- What you need to do: The word "icon" occurs in some lines of the data. Return each such line.

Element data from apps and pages
--- START ---
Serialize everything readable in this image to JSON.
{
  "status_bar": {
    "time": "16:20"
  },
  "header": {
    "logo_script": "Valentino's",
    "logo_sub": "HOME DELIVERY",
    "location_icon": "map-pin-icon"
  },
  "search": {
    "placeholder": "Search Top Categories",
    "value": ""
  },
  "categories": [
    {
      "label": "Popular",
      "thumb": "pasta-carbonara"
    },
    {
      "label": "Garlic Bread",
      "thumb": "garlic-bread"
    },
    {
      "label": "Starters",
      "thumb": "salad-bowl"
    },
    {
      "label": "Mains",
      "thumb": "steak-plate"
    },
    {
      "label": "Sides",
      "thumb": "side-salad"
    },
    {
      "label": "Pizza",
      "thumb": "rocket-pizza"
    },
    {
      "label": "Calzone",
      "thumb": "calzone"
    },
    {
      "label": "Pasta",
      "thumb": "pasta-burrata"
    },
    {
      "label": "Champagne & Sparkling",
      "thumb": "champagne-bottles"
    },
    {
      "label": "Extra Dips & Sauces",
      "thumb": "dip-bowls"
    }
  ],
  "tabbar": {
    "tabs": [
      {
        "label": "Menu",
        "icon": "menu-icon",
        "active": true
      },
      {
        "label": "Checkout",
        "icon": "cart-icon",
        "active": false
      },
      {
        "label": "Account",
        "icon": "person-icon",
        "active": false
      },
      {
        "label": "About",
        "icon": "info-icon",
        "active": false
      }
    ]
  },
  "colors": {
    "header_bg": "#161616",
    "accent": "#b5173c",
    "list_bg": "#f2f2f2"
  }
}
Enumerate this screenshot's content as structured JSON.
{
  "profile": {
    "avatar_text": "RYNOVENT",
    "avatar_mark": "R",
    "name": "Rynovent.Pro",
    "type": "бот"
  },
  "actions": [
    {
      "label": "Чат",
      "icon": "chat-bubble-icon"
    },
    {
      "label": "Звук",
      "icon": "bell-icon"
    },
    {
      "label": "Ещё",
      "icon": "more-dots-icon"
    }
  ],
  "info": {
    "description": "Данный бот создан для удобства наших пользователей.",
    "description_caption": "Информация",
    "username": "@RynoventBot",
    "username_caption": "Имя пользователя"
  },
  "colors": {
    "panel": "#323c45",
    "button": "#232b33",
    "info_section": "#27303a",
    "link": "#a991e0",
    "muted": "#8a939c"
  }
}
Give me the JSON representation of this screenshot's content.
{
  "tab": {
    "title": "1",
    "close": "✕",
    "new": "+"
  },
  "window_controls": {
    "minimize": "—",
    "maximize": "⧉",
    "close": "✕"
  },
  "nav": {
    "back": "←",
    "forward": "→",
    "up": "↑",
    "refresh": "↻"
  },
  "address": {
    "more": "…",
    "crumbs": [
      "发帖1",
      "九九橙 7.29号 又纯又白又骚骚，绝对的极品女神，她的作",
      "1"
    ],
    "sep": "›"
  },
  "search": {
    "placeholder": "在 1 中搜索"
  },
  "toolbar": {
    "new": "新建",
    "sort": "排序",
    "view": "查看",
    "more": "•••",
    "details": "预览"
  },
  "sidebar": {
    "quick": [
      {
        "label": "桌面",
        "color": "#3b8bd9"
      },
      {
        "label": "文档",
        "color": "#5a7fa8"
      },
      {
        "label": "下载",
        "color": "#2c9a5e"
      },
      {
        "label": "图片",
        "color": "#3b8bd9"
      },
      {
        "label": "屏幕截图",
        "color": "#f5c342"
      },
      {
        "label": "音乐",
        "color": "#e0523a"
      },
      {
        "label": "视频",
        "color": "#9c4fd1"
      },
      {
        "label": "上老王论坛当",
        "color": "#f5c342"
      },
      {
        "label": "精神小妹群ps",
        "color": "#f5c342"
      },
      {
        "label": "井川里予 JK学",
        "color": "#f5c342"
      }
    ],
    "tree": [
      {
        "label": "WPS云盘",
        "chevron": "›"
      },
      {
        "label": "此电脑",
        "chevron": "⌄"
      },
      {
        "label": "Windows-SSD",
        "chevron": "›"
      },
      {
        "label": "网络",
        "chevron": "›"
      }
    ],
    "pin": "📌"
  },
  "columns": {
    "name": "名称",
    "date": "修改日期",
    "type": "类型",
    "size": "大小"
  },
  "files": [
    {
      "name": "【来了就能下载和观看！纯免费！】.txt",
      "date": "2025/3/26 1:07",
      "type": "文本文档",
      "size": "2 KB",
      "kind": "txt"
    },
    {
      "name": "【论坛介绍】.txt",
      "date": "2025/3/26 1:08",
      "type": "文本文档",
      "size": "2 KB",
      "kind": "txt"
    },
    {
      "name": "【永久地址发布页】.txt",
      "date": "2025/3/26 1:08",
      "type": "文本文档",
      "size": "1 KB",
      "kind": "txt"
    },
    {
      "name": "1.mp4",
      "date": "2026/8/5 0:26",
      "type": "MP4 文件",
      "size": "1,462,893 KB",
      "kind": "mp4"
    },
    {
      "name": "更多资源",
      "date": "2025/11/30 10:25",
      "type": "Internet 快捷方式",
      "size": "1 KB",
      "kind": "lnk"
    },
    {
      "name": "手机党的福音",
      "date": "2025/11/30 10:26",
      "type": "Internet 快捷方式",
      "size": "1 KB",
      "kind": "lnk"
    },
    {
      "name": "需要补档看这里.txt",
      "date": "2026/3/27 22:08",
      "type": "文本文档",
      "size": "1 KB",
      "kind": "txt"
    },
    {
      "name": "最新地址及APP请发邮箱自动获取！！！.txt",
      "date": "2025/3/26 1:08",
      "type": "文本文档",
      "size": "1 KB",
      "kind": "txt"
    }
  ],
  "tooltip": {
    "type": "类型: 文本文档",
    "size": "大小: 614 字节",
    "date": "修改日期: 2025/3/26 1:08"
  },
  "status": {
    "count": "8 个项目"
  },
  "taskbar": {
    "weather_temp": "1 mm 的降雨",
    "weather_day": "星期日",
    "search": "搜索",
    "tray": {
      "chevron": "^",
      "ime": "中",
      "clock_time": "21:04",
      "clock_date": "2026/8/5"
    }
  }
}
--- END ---
- Answer for the task:
    "location_icon": "map-pin-icon"
        "icon": "menu-icon",
        "icon": "cart-icon",
        "icon": "person-icon",
        "icon": "info-icon",
      "icon": "chat-bubble-icon"
      "icon": "bell-icon"
      "icon": "more-dots-icon"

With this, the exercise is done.